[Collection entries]
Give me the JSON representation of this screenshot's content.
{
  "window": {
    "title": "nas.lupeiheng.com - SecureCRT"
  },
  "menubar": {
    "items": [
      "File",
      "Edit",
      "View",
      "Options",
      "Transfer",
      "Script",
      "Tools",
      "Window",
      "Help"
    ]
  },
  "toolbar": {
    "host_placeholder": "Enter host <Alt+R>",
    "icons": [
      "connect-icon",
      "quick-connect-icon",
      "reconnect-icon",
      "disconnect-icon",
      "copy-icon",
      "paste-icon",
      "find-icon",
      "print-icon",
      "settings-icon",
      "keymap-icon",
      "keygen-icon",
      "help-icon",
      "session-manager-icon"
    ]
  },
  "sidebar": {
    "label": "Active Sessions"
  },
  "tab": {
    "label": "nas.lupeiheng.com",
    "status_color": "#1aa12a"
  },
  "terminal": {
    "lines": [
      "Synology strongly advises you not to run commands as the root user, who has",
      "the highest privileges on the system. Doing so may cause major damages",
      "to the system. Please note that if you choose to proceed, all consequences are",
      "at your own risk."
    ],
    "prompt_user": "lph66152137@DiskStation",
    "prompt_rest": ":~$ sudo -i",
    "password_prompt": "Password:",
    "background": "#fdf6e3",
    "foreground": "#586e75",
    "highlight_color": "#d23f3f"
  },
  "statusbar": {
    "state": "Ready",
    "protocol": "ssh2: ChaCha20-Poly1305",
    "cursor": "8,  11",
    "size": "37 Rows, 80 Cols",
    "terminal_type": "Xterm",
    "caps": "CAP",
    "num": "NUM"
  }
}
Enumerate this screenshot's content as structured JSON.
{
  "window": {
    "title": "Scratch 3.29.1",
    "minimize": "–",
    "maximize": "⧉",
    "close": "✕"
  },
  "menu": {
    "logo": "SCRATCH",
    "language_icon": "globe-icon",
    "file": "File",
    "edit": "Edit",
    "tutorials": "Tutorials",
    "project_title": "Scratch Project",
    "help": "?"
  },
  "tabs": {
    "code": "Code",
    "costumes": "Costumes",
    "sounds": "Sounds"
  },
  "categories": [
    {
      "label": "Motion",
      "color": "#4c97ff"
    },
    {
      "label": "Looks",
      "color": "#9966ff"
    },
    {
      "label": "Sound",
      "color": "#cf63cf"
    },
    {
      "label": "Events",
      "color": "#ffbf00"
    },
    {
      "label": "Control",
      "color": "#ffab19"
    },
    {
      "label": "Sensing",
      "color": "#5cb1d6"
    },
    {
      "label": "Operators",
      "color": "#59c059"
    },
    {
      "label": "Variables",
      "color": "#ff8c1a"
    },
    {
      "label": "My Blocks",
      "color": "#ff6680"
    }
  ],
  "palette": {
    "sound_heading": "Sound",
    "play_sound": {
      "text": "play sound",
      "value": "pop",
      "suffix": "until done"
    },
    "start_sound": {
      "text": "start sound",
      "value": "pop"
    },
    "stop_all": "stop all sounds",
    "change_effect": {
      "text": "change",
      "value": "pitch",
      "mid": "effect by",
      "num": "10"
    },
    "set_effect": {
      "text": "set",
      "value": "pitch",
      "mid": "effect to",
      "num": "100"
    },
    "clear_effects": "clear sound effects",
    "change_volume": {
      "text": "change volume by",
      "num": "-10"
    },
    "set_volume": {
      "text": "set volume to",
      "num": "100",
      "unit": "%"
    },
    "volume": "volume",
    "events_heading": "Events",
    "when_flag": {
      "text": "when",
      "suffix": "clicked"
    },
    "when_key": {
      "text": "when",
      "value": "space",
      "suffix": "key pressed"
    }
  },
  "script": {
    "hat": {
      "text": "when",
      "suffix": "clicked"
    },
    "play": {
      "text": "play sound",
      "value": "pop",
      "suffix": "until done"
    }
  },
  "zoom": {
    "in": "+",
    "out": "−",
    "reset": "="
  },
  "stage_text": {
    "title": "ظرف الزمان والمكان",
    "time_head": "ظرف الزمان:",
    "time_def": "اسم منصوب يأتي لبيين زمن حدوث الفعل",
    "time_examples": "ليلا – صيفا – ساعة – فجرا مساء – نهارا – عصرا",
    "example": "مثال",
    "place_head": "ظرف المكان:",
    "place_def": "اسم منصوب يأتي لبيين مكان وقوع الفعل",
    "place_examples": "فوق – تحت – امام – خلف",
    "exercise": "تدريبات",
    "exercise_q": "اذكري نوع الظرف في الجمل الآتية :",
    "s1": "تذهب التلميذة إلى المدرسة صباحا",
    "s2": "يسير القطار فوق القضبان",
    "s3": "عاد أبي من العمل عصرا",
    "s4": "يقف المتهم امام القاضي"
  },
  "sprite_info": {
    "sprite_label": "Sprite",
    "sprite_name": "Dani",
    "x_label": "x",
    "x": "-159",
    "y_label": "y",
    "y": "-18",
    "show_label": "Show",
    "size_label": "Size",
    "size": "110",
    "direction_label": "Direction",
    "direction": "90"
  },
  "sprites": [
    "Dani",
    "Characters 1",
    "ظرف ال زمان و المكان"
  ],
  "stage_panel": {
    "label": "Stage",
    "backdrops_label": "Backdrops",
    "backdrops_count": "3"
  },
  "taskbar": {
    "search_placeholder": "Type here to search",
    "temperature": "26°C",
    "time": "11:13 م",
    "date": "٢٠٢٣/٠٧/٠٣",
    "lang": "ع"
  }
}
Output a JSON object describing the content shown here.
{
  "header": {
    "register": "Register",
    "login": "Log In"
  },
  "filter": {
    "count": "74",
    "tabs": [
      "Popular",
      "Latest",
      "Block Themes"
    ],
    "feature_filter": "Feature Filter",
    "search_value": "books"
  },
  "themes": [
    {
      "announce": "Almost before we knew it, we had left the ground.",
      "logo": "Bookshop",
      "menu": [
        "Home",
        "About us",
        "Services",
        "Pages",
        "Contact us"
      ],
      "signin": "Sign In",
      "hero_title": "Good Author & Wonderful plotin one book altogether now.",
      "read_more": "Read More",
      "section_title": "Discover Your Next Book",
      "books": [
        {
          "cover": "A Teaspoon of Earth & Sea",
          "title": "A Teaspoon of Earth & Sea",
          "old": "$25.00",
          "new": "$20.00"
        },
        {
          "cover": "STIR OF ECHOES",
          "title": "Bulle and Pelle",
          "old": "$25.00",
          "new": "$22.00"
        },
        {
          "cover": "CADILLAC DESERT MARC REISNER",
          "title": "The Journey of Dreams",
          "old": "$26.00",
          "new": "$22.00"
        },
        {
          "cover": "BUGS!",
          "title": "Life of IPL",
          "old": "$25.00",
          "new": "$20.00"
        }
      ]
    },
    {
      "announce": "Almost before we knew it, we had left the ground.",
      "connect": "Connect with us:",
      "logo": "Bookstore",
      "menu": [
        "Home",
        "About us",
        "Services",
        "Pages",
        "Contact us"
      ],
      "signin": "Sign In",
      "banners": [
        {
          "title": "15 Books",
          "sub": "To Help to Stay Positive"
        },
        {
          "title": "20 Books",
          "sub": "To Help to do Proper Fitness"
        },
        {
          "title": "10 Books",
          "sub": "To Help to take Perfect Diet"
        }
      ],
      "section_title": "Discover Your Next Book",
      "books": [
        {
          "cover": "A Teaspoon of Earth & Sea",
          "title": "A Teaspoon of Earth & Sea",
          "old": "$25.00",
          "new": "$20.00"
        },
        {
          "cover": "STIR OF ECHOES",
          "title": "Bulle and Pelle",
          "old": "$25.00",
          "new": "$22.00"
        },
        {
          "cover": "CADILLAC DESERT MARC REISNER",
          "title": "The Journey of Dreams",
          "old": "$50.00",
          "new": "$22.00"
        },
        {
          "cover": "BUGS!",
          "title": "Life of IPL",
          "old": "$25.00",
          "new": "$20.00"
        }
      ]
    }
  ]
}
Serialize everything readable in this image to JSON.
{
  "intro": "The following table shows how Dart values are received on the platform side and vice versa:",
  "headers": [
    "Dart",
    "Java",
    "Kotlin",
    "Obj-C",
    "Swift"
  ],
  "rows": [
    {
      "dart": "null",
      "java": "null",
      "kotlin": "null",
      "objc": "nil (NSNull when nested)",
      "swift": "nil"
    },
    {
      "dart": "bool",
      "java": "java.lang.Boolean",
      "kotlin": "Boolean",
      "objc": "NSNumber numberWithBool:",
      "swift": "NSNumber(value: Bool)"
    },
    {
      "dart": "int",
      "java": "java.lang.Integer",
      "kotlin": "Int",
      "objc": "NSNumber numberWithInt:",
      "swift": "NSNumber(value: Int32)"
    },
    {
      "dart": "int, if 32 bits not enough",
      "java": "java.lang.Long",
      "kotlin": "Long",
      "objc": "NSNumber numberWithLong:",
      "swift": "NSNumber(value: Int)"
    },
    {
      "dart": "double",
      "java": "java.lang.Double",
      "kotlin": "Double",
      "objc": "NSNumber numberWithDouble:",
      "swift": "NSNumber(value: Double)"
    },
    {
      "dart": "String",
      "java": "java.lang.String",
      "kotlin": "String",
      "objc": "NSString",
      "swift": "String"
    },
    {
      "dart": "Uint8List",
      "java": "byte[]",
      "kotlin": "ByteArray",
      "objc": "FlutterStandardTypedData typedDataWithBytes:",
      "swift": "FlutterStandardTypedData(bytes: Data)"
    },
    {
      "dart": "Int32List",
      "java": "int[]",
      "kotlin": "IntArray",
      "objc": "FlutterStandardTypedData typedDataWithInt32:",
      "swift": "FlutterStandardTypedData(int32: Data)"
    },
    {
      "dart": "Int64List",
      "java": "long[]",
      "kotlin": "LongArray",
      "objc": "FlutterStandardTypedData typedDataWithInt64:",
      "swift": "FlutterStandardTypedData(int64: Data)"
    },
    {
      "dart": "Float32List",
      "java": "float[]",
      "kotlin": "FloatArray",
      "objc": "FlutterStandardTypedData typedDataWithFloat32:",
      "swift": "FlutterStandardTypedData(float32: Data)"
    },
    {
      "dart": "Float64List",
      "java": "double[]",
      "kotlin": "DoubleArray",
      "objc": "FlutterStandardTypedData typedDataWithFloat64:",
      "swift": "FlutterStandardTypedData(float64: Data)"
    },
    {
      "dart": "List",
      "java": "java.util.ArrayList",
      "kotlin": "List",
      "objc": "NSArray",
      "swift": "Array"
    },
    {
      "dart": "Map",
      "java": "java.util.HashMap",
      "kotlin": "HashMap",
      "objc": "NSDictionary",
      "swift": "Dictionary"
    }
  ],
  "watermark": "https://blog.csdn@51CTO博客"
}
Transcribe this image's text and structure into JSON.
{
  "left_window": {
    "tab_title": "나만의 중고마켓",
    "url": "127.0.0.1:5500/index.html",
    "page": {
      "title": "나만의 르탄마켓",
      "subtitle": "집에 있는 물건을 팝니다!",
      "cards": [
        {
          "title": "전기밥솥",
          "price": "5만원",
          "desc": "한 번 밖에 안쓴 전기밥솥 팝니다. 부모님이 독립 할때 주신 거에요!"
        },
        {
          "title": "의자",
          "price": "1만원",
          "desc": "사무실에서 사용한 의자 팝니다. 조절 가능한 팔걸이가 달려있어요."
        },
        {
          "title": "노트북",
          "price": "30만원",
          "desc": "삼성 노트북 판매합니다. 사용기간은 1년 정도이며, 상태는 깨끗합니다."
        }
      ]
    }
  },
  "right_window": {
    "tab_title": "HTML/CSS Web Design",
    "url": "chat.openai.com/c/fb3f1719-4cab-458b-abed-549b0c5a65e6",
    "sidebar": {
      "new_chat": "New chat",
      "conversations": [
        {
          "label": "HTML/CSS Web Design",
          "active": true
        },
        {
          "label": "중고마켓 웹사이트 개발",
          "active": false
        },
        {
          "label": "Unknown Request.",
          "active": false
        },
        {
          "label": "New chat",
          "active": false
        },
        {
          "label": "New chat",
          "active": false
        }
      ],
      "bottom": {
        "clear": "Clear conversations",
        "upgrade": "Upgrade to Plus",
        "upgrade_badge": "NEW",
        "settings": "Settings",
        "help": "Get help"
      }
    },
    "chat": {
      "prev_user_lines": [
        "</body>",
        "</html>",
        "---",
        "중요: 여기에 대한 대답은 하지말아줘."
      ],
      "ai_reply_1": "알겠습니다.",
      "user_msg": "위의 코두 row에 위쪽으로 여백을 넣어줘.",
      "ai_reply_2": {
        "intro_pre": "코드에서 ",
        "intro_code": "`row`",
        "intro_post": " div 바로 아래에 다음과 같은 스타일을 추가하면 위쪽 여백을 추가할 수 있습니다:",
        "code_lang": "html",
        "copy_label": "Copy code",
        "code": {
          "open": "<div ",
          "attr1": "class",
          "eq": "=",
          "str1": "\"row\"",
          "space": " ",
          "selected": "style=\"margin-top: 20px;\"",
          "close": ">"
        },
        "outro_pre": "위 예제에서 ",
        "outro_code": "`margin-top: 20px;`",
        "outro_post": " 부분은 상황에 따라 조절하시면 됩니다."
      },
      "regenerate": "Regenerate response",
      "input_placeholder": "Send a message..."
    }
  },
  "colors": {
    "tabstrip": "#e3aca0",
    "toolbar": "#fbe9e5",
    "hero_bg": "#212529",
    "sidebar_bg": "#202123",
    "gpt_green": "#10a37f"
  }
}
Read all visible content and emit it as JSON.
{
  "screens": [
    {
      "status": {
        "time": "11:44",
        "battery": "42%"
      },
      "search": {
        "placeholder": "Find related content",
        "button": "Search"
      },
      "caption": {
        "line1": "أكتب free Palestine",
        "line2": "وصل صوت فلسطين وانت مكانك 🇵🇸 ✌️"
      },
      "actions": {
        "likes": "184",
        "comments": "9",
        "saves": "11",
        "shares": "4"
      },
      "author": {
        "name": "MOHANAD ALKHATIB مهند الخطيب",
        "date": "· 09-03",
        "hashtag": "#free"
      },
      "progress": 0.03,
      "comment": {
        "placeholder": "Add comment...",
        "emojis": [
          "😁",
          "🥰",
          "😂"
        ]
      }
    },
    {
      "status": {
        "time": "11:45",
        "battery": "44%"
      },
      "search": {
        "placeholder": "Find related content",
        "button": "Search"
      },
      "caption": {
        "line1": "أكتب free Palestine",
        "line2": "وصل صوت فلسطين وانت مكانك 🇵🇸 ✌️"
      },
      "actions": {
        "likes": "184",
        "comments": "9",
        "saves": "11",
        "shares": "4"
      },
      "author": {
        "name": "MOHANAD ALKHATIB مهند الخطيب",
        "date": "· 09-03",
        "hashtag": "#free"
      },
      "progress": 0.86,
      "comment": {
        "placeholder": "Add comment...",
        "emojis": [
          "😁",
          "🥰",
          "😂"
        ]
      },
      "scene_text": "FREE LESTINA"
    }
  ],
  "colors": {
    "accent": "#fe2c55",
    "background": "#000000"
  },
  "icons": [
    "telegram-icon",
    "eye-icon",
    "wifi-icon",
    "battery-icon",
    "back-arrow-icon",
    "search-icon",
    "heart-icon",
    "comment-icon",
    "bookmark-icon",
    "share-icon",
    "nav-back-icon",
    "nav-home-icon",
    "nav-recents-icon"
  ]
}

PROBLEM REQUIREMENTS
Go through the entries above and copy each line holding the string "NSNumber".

EXERCISE ANSWER
      "objc": "NSNumber numberWithBool:",
      "swift": "NSNumber(value: Bool)"
      "objc": "NSNumber numberWithInt:",
      "swift": "NSNumber(value: Int32)"
      "objc": "NSNumber numberWithLong:",
      "swift": "NSNumber(value: Int)"
      "objc": "NSNumber numberWithDouble:",
      "swift": "NSNumber(value: Double)"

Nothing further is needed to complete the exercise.